==== TASK INPUT ====

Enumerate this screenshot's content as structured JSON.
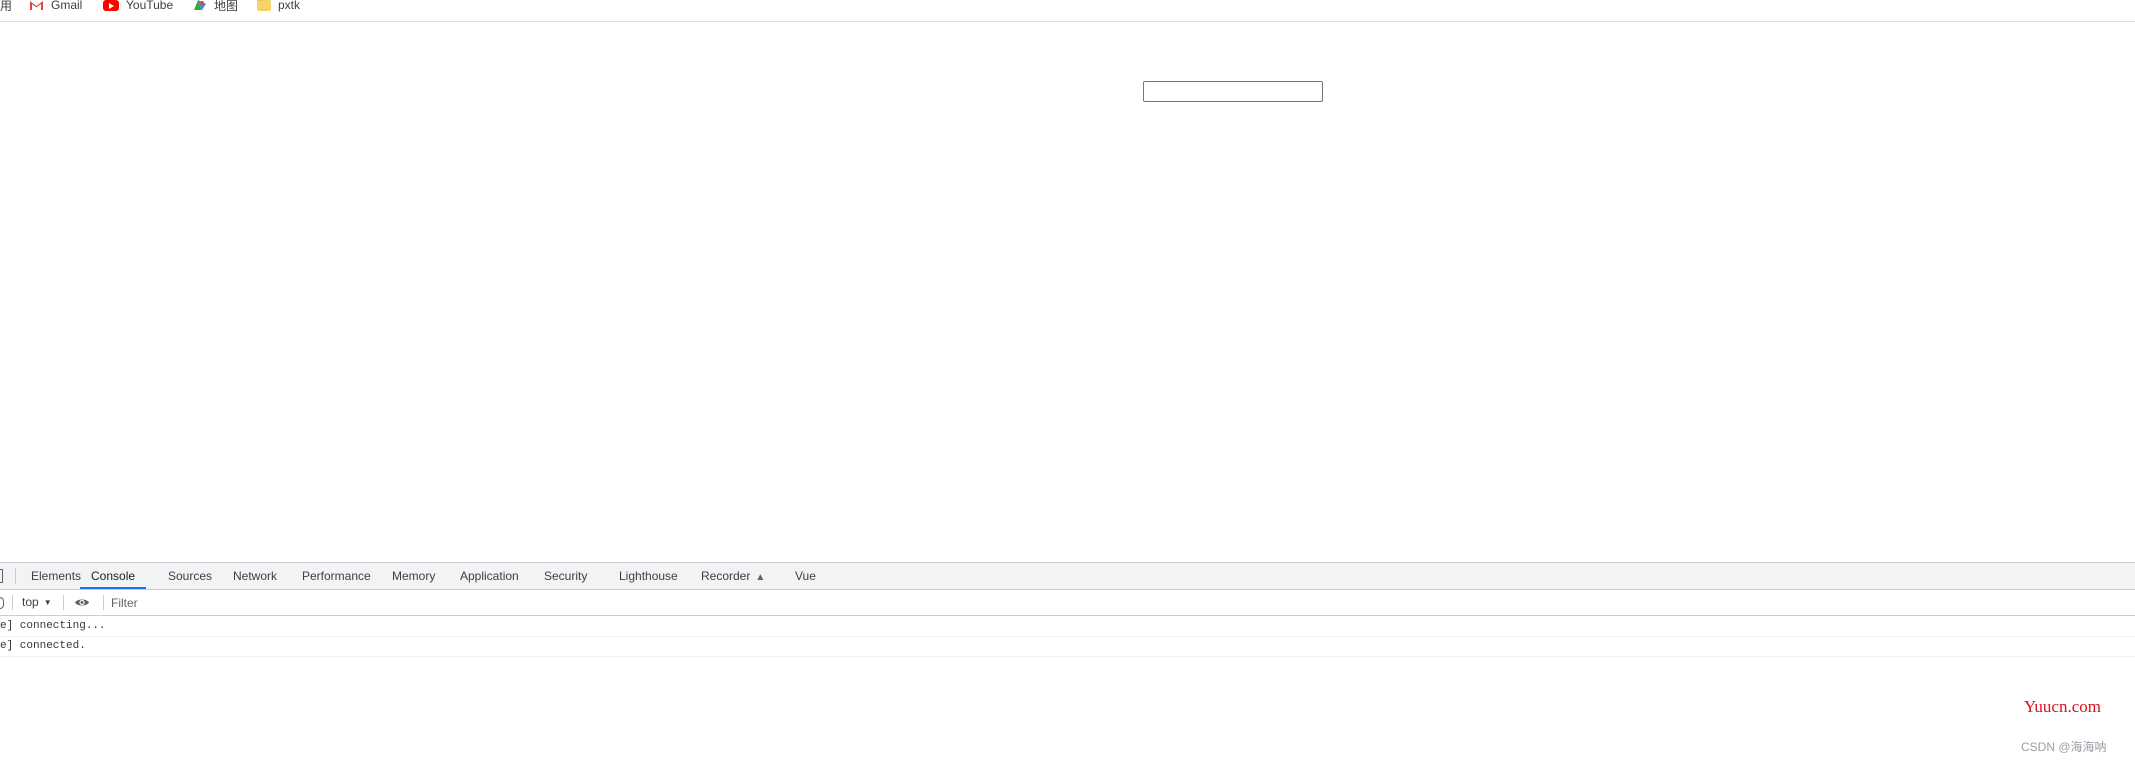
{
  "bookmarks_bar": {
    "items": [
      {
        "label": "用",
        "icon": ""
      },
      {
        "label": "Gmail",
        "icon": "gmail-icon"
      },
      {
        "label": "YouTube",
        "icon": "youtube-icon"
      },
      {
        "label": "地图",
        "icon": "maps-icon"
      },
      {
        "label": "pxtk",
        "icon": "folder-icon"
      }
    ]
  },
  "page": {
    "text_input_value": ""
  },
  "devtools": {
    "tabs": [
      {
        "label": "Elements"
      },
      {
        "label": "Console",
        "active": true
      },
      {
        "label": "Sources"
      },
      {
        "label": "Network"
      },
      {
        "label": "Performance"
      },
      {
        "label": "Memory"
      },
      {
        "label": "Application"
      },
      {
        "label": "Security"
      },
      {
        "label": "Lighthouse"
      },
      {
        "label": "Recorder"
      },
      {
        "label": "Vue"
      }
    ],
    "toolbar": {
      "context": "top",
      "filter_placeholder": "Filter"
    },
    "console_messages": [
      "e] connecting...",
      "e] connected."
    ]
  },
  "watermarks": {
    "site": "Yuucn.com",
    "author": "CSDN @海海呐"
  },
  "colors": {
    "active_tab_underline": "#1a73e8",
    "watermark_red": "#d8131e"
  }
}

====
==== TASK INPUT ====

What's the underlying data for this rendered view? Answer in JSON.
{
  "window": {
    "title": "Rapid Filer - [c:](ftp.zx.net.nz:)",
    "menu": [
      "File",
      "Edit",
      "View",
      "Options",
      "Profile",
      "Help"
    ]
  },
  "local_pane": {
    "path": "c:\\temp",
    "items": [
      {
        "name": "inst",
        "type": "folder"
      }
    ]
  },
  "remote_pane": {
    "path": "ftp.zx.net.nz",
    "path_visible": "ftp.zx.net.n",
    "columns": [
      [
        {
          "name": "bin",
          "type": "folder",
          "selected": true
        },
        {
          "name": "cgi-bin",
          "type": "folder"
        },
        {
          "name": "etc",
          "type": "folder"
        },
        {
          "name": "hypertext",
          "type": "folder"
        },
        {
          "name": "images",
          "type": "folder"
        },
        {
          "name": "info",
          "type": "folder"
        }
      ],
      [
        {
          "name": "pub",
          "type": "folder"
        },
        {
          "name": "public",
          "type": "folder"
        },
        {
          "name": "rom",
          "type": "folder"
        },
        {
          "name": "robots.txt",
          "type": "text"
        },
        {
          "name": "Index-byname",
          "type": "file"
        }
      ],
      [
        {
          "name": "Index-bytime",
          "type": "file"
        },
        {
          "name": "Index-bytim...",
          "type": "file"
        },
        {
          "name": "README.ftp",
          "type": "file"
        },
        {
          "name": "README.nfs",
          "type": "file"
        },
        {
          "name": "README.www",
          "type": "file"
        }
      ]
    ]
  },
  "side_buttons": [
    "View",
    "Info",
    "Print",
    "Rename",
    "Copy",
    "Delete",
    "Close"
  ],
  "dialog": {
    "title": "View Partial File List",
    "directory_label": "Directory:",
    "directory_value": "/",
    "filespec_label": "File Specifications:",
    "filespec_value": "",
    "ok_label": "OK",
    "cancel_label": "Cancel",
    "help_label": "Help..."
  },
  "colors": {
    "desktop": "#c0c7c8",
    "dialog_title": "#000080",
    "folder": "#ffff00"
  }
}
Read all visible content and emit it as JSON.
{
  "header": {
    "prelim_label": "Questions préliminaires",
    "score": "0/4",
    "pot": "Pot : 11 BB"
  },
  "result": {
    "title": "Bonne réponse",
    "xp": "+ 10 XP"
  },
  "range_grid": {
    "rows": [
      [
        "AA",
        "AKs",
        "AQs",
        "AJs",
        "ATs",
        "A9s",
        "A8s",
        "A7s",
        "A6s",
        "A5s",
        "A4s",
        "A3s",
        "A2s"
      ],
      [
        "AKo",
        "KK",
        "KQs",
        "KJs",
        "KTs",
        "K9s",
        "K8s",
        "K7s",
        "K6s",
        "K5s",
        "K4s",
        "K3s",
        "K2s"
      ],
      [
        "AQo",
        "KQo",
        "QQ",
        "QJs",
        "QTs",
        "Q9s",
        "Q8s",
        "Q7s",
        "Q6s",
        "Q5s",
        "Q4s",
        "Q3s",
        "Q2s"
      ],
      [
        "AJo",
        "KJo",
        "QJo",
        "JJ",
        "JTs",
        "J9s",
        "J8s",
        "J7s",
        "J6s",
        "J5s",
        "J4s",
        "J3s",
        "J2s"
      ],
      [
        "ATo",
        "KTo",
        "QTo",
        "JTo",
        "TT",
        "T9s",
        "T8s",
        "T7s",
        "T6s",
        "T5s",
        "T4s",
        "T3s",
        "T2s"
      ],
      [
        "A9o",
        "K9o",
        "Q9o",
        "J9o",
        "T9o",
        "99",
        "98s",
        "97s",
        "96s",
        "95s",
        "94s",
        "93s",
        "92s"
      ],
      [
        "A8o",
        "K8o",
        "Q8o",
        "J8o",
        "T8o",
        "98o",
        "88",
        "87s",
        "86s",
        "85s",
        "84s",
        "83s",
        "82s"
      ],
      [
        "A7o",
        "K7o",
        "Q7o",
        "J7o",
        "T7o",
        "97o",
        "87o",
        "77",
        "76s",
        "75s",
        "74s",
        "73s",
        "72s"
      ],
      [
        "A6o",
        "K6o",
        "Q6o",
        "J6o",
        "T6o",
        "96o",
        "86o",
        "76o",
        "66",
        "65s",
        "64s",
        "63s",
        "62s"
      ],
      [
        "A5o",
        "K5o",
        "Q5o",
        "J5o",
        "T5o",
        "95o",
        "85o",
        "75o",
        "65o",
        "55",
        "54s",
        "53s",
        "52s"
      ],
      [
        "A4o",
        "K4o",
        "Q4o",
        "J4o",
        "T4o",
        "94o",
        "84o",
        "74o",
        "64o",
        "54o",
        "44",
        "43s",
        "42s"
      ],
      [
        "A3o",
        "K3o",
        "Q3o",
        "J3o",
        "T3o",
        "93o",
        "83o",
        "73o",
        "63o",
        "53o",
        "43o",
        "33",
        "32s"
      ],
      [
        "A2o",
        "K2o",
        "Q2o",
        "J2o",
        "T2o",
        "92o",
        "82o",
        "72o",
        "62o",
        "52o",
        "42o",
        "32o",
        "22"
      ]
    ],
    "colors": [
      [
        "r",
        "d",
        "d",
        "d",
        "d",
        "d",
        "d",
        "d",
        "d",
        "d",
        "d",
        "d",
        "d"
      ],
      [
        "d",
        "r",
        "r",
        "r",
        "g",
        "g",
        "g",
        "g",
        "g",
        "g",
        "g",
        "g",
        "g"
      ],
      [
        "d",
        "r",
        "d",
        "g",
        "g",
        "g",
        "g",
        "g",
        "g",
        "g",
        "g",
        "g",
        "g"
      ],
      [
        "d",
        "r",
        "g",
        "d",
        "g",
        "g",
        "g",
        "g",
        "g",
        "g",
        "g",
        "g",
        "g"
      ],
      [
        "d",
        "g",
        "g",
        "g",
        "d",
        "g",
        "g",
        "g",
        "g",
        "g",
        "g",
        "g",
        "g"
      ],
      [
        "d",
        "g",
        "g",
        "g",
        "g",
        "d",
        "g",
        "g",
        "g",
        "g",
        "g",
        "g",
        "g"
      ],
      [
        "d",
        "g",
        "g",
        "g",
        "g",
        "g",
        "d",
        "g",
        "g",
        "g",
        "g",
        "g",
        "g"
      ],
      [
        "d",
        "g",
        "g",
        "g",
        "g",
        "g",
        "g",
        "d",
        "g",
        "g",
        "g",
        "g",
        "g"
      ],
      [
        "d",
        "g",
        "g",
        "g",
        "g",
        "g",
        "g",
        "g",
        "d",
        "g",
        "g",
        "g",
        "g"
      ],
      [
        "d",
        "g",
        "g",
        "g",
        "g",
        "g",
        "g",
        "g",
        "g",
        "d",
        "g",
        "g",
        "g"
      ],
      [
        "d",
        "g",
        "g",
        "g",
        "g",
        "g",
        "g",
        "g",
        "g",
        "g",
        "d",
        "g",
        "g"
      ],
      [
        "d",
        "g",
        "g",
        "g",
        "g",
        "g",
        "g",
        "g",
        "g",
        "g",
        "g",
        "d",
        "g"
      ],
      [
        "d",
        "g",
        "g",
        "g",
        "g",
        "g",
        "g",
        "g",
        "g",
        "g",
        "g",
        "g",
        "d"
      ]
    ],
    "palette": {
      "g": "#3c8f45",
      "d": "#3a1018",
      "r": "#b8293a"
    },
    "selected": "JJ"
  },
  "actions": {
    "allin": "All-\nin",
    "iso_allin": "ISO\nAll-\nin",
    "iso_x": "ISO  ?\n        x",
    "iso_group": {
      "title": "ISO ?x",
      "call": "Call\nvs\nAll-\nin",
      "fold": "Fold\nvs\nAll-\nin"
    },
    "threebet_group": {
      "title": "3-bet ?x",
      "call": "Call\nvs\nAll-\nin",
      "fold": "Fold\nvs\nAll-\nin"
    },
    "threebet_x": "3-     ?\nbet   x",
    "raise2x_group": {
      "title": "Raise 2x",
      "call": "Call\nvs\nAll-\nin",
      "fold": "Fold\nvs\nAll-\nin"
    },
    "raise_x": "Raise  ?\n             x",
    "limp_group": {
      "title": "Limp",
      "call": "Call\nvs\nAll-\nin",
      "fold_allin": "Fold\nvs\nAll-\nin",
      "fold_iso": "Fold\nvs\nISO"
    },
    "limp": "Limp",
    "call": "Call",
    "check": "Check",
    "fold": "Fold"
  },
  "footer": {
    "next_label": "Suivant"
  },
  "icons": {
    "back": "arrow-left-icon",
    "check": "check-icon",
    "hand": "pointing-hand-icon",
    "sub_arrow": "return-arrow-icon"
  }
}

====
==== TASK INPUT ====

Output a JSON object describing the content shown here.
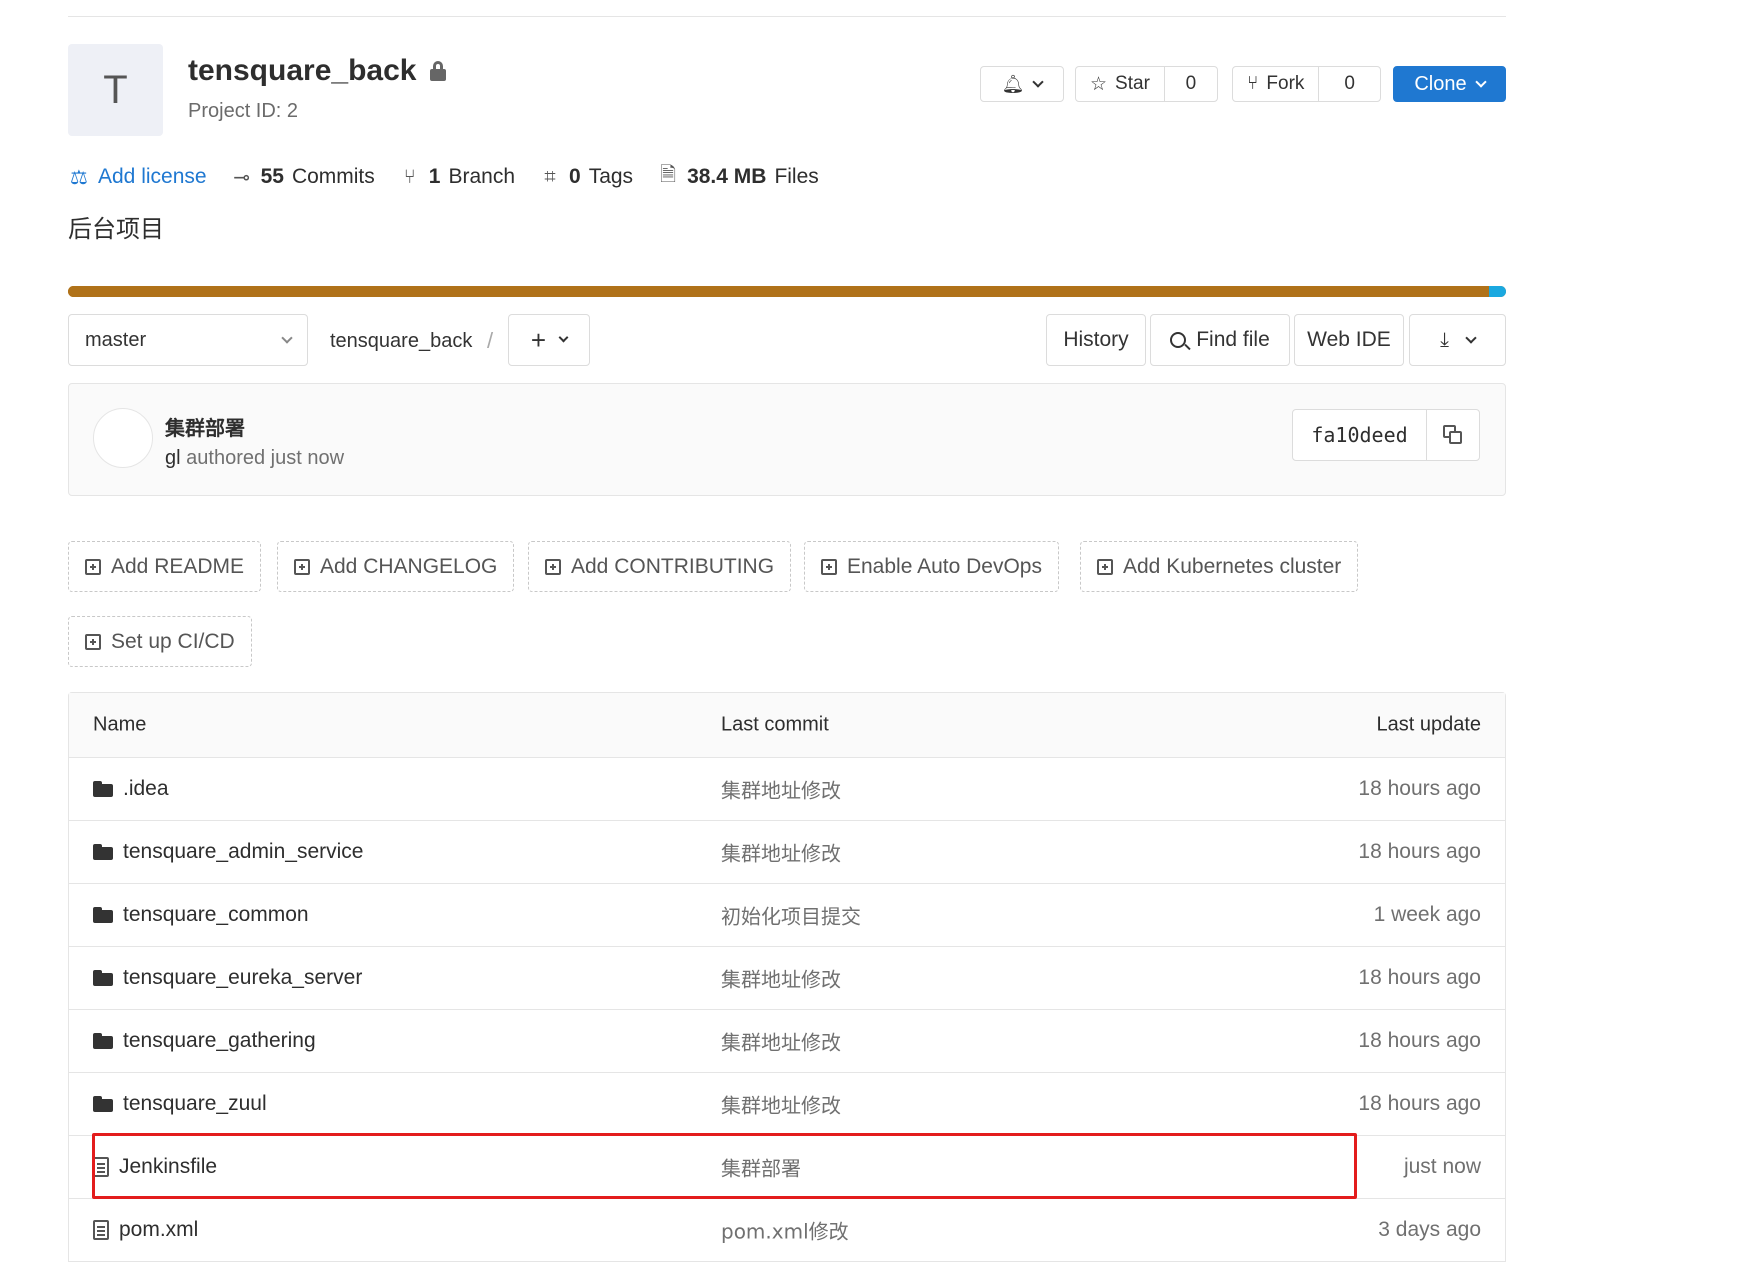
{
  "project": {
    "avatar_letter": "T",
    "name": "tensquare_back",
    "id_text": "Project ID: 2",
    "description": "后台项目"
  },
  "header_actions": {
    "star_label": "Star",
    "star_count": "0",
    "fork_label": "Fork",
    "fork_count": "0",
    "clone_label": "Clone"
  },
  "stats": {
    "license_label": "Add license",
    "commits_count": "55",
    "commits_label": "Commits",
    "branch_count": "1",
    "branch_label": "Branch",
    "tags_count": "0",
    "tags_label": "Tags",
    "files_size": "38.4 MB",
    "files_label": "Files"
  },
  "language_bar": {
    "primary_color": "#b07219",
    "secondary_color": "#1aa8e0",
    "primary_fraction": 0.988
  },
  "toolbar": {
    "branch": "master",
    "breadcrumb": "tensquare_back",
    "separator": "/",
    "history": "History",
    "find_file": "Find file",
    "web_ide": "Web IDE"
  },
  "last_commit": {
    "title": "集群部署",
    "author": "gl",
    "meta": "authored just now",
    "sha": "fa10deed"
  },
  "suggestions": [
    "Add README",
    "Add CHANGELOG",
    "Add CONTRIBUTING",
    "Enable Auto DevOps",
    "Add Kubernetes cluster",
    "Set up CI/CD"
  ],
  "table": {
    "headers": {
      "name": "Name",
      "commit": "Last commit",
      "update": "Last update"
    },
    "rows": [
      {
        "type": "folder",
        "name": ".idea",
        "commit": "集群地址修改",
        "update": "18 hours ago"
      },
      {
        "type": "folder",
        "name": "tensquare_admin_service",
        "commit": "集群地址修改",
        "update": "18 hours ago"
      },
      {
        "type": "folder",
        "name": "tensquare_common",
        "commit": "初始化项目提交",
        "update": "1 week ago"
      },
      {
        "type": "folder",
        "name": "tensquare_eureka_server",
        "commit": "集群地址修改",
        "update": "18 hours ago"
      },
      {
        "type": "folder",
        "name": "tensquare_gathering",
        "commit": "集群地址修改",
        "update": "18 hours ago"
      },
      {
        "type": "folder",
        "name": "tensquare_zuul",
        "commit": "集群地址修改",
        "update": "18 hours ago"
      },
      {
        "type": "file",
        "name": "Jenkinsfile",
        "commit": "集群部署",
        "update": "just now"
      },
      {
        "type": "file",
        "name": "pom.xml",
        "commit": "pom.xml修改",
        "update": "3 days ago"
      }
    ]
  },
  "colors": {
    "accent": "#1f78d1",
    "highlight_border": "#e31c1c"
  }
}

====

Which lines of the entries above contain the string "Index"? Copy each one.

          "name": "Index-byname",
          "name": "Index-bytime",
          "name": "Index-bytim...",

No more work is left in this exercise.